[[ DATA RECORDS, beginning ]]

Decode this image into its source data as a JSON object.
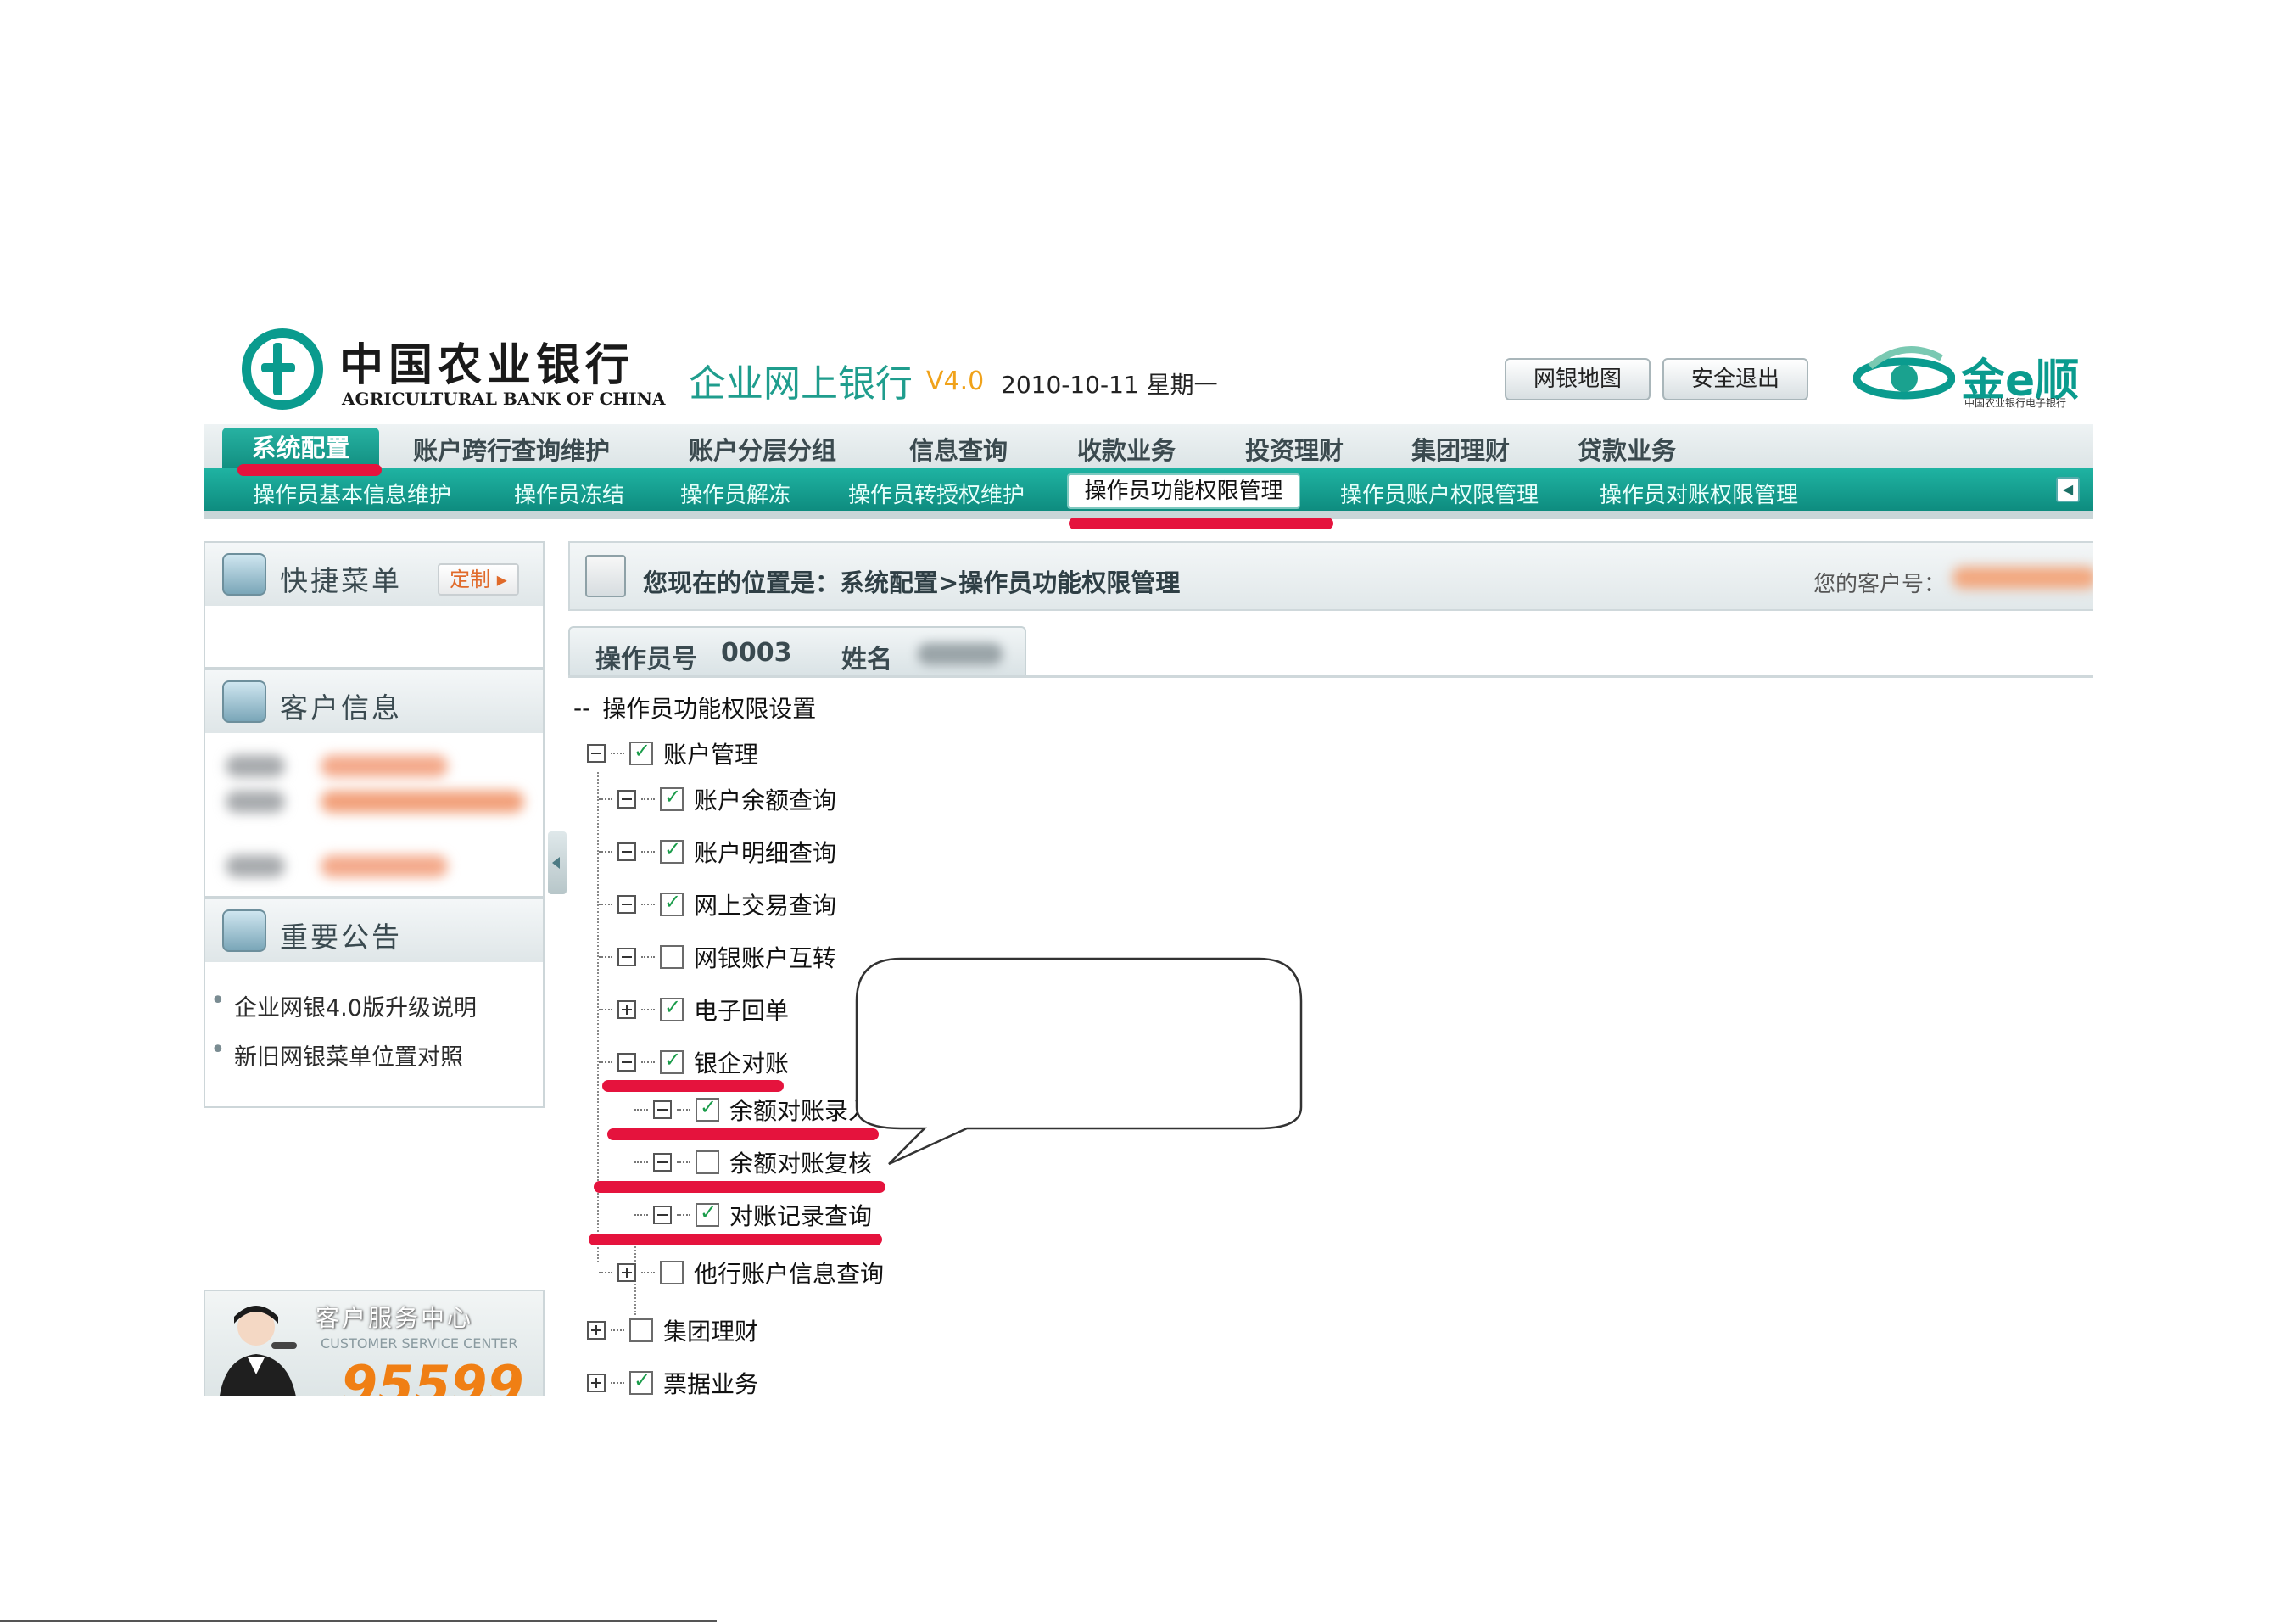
{
  "header": {
    "bank_name_cn": "中国农业银行",
    "bank_name_en": "AGRICULTURAL BANK OF CHINA",
    "product": "企业网上银行",
    "version": "V4.0",
    "date": "2010-10-11 星期一",
    "sitemap_button": "网银地图",
    "logout_button": "安全退出",
    "brand": "金e顺",
    "brand_sub": "中国农业银行电子银行"
  },
  "main_menu": {
    "active": "系统配置",
    "items": [
      "账户跨行查询维护",
      "账户分层分组",
      "信息查询",
      "收款业务",
      "投资理财",
      "集团理财",
      "贷款业务"
    ]
  },
  "sub_menu": {
    "items": [
      "操作员基本信息维护",
      "操作员冻结",
      "操作员解冻",
      "操作员转授权维护"
    ],
    "active": "操作员功能权限管理",
    "items_after": [
      "操作员账户权限管理",
      "操作员对账权限管理"
    ]
  },
  "sidebar": {
    "quick_menu": {
      "title": "快捷菜单",
      "customize": "定制"
    },
    "customer_info": {
      "title": "客户信息"
    },
    "notices": {
      "title": "重要公告",
      "items": [
        "企业网银4.0版升级说明",
        "新旧网银菜单位置对照"
      ]
    },
    "service": {
      "title": "客户服务中心",
      "title_en": "CUSTOMER SERVICE CENTER",
      "phone": "95599"
    }
  },
  "location": {
    "text": "您现在的位置是：系统配置>操作员功能权限管理",
    "customer_no_label": "您的客户号："
  },
  "operator": {
    "label": "操作员号",
    "id": "0003",
    "name_label": "姓名"
  },
  "tree": {
    "root": "操作员功能权限设置",
    "nodes": [
      {
        "label": "账户管理",
        "checked": true,
        "expanded": true
      },
      {
        "label": "账户余额查询",
        "checked": true,
        "expanded": true
      },
      {
        "label": "账户明细查询",
        "checked": true,
        "expanded": true
      },
      {
        "label": "网上交易查询",
        "checked": true,
        "expanded": true
      },
      {
        "label": "网银账户互转",
        "checked": false,
        "expanded": true
      },
      {
        "label": "电子回单",
        "checked": true,
        "expanded": false
      },
      {
        "label": "银企对账",
        "checked": true,
        "expanded": true
      },
      {
        "label": "余额对账录入",
        "checked": true,
        "expanded": true
      },
      {
        "label": "余额对账复核",
        "checked": false,
        "expanded": true
      },
      {
        "label": "对账记录查询",
        "checked": true,
        "expanded": true
      },
      {
        "label": "他行账户信息查询",
        "checked": false,
        "expanded": false
      },
      {
        "label": "集团理财",
        "checked": false,
        "expanded": false
      },
      {
        "label": "票据业务",
        "checked": true,
        "expanded": false
      }
    ]
  },
  "colors": {
    "brand_teal": "#0a9b8e",
    "highlight_red": "#e5133d",
    "version_orange": "#f0a21a",
    "phone_orange": "#f07f14"
  }
}
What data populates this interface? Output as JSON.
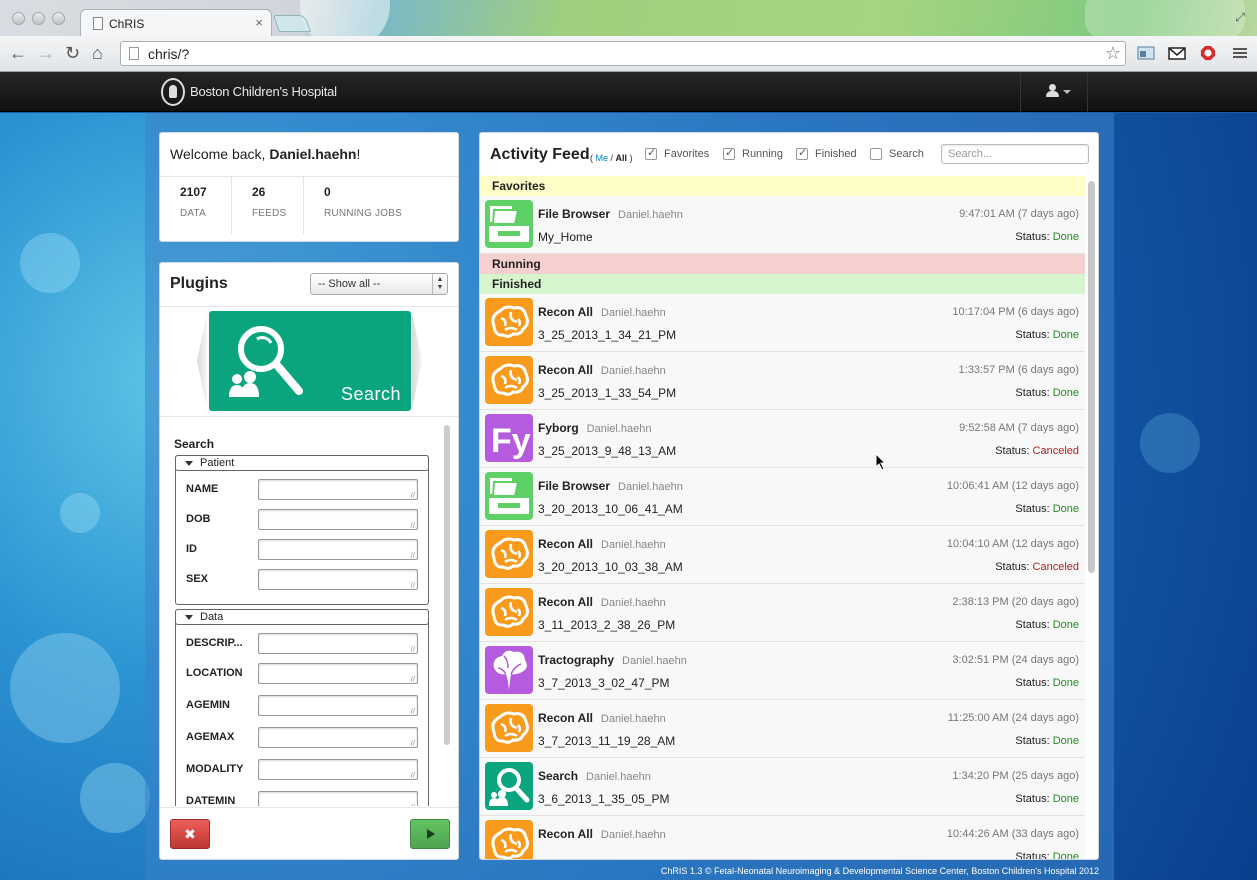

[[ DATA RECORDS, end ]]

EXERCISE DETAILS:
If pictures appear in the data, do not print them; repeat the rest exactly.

EXERCISE RESULT:
Decode this image into its source data as a JSON object.
{
  "header": {
    "bank_name_cn": "中国农业银行",
    "bank_name_en": "AGRICULTURAL BANK OF CHINA",
    "product": "企业网上银行",
    "version": "V4.0",
    "date": "2010-10-11 星期一",
    "sitemap_button": "网银地图",
    "logout_button": "安全退出",
    "brand": "金e顺",
    "brand_sub": "中国农业银行电子银行"
  },
  "main_menu": {
    "active": "系统配置",
    "items": [
      "账户跨行查询维护",
      "账户分层分组",
      "信息查询",
      "收款业务",
      "投资理财",
      "集团理财",
      "贷款业务"
    ]
  },
  "sub_menu": {
    "items": [
      "操作员基本信息维护",
      "操作员冻结",
      "操作员解冻",
      "操作员转授权维护"
    ],
    "active": "操作员功能权限管理",
    "items_after": [
      "操作员账户权限管理",
      "操作员对账权限管理"
    ]
  },
  "sidebar": {
    "quick_menu": {
      "title": "快捷菜单",
      "customize": "定制"
    },
    "customer_info": {
      "title": "客户信息"
    },
    "notices": {
      "title": "重要公告",
      "items": [
        "企业网银4.0版升级说明",
        "新旧网银菜单位置对照"
      ]
    },
    "service": {
      "title": "客户服务中心",
      "title_en": "CUSTOMER SERVICE CENTER",
      "phone": "95599"
    }
  },
  "location": {
    "text": "您现在的位置是：系统配置>操作员功能权限管理",
    "customer_no_label": "您的客户号："
  },
  "operator": {
    "label": "操作员号",
    "id": "0003",
    "name_label": "姓名"
  },
  "tree": {
    "root": "操作员功能权限设置",
    "nodes": [
      {
        "label": "账户管理",
        "checked": true,
        "expanded": true
      },
      {
        "label": "账户余额查询",
        "checked": true,
        "expanded": true
      },
      {
        "label": "账户明细查询",
        "checked": true,
        "expanded": true
      },
      {
        "label": "网上交易查询",
        "checked": true,
        "expanded": true
      },
      {
        "label": "网银账户互转",
        "checked": false,
        "expanded": true
      },
      {
        "label": "电子回单",
        "checked": true,
        "expanded": false
      },
      {
        "label": "银企对账",
        "checked": true,
        "expanded": true
      },
      {
        "label": "余额对账录入",
        "checked": true,
        "expanded": true
      },
      {
        "label": "余额对账复核",
        "checked": false,
        "expanded": true
      },
      {
        "label": "对账记录查询",
        "checked": true,
        "expanded": true
      },
      {
        "label": "他行账户信息查询",
        "checked": false,
        "expanded": false
      },
      {
        "label": "集团理财",
        "checked": false,
        "expanded": false
      },
      {
        "label": "票据业务",
        "checked": true,
        "expanded": false
      }
    ]
  },
  "colors": {
    "brand_teal": "#0a9b8e",
    "highlight_red": "#e5133d",
    "version_orange": "#f0a21a",
    "phone_orange": "#f07f14"
  }
}
What data populates this interface? Output as JSON.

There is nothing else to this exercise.